App and web page records:
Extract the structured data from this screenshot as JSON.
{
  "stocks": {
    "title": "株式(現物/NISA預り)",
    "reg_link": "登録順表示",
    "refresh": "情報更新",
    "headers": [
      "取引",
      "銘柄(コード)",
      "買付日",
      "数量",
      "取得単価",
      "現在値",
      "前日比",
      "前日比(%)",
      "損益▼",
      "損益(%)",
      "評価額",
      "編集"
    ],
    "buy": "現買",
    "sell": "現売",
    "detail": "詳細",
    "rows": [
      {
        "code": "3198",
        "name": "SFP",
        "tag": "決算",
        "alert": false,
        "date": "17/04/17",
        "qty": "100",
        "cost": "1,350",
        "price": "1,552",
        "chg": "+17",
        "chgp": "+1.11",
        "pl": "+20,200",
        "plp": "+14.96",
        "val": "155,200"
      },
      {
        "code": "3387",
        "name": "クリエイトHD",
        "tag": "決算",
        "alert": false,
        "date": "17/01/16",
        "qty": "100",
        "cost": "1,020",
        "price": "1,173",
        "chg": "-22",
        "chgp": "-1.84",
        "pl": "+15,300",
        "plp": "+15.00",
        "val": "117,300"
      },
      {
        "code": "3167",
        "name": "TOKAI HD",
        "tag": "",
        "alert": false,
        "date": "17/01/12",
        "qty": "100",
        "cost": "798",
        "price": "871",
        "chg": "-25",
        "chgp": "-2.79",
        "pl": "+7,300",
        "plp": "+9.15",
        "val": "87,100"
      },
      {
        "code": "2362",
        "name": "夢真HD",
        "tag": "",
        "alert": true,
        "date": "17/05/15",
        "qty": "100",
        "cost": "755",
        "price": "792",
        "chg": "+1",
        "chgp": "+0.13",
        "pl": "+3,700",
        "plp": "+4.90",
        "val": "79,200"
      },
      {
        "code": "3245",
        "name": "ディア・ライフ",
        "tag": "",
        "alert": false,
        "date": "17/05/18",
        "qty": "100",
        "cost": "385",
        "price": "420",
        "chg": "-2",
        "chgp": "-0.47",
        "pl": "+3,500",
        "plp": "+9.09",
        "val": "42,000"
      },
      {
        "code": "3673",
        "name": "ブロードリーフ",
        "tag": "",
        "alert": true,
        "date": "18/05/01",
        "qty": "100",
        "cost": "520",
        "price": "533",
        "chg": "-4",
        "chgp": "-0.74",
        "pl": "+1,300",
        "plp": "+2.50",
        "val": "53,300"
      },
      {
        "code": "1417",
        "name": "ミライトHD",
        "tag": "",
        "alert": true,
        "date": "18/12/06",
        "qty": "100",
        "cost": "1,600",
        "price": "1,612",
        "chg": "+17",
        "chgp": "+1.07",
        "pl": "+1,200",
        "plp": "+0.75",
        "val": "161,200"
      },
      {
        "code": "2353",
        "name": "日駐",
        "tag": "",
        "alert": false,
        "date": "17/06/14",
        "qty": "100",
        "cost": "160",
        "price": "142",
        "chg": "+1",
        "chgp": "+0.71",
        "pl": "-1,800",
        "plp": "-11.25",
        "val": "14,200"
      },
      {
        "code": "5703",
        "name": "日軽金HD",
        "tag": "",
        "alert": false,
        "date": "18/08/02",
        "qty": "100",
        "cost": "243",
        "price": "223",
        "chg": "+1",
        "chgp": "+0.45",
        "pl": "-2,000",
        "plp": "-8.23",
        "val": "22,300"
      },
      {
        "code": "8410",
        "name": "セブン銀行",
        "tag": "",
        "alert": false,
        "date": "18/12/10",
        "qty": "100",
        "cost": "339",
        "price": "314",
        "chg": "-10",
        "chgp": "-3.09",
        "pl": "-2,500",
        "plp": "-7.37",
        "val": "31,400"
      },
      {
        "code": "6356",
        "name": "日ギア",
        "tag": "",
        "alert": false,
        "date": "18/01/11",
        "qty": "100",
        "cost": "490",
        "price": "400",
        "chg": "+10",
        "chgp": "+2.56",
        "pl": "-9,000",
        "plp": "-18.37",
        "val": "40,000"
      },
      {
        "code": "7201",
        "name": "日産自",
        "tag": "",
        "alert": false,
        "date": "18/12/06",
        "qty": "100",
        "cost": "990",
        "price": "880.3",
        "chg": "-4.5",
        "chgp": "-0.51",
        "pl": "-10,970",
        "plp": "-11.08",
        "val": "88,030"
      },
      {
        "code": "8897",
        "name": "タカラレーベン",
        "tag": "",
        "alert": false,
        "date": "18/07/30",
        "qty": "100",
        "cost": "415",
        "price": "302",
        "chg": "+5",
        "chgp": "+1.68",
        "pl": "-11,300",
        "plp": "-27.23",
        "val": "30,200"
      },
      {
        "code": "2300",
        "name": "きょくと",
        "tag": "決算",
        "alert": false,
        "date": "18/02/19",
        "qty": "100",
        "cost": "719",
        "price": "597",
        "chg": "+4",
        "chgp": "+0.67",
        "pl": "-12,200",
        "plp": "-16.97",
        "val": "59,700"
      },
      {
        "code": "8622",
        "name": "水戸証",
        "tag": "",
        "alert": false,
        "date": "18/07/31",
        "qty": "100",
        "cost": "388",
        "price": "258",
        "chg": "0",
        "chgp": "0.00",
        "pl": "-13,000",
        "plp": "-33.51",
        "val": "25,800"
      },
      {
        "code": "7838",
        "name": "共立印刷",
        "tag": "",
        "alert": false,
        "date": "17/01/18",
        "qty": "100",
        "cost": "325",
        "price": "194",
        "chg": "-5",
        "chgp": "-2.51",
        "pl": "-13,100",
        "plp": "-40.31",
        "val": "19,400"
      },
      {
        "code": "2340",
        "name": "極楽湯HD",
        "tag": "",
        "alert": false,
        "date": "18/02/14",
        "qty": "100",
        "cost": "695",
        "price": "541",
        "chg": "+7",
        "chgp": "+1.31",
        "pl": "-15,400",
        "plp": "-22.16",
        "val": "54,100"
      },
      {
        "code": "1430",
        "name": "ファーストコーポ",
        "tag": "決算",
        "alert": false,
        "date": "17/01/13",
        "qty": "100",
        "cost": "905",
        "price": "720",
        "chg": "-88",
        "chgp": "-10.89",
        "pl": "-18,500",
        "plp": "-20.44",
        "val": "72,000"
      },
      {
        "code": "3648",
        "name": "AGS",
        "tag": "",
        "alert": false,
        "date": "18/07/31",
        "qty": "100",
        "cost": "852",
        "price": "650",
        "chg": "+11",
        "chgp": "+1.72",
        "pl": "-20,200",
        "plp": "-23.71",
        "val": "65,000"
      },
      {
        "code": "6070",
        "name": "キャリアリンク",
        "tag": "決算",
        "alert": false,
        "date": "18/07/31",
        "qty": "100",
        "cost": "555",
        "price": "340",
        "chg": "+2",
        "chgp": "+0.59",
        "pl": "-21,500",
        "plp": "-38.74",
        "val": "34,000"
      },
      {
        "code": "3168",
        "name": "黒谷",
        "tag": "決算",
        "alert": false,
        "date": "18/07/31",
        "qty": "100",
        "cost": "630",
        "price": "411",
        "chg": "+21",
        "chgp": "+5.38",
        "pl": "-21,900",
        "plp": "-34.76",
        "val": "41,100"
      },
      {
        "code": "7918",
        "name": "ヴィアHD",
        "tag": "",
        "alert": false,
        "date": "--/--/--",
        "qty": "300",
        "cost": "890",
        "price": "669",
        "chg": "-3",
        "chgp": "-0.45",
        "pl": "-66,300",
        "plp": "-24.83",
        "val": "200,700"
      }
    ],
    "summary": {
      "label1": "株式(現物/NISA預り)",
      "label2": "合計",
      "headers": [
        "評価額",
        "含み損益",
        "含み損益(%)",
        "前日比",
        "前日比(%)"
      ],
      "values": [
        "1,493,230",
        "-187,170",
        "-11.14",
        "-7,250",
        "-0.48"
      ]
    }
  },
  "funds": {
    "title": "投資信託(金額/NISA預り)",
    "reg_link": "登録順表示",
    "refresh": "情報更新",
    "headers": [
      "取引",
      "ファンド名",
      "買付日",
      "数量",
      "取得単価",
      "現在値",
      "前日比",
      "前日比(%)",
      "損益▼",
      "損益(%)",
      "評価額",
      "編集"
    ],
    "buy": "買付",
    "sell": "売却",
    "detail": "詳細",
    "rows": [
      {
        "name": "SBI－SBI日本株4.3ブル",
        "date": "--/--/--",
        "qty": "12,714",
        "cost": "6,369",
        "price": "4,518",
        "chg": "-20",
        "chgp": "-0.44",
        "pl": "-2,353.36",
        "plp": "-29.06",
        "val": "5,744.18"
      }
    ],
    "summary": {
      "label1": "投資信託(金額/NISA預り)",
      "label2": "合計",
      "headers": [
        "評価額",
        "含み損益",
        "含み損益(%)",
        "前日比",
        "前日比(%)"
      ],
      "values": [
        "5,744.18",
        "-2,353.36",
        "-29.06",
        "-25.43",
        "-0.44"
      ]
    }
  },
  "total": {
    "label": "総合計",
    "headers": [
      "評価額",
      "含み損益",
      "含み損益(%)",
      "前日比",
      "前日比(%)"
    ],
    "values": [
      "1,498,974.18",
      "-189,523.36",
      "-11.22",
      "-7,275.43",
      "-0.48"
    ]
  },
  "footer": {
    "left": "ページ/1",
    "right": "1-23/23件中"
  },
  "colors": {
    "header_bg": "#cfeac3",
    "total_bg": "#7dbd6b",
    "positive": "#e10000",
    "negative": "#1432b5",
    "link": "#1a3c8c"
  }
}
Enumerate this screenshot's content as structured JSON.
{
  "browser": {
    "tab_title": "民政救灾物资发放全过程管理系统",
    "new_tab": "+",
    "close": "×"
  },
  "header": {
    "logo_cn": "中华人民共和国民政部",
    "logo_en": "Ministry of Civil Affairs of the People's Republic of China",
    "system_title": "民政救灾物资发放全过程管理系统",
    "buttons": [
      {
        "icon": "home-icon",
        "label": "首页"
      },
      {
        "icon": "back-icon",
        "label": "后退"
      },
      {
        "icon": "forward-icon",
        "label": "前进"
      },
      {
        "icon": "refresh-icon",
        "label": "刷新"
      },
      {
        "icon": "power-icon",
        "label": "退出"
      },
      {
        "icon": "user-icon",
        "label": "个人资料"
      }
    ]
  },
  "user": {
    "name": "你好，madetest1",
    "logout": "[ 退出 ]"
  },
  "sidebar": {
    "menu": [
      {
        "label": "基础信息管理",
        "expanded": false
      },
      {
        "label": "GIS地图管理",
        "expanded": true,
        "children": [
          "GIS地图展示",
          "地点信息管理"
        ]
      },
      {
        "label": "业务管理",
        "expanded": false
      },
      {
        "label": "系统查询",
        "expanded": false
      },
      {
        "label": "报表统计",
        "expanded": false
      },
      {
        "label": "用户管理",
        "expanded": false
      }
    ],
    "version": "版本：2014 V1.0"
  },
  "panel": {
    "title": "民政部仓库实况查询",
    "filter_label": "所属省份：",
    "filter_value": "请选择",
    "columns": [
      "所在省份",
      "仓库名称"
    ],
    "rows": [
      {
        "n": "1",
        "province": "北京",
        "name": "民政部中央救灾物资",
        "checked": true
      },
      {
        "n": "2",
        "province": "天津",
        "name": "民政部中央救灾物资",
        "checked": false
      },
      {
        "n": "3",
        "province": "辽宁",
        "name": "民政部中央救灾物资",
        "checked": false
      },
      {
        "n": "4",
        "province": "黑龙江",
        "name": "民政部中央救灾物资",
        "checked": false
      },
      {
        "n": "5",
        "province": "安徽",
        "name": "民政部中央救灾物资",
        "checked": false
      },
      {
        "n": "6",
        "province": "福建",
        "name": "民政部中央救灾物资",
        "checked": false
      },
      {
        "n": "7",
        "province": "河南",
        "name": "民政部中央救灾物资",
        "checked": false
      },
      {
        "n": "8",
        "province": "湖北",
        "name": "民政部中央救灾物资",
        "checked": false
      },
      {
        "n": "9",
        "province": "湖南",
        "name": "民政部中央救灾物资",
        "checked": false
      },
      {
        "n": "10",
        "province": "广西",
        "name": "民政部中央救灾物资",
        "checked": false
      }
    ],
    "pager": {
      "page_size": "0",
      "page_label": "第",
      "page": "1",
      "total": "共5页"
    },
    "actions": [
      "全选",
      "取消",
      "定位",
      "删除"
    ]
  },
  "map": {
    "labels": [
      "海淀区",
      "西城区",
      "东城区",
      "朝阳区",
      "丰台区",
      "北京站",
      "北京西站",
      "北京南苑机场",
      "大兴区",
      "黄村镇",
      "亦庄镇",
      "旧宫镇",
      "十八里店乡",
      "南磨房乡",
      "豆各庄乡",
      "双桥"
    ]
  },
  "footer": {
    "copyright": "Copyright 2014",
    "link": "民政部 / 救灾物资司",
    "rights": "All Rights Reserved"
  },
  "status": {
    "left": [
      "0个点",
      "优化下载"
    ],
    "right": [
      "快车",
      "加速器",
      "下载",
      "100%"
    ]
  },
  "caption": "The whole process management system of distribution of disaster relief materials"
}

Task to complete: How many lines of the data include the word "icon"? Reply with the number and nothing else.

Result for this task: 6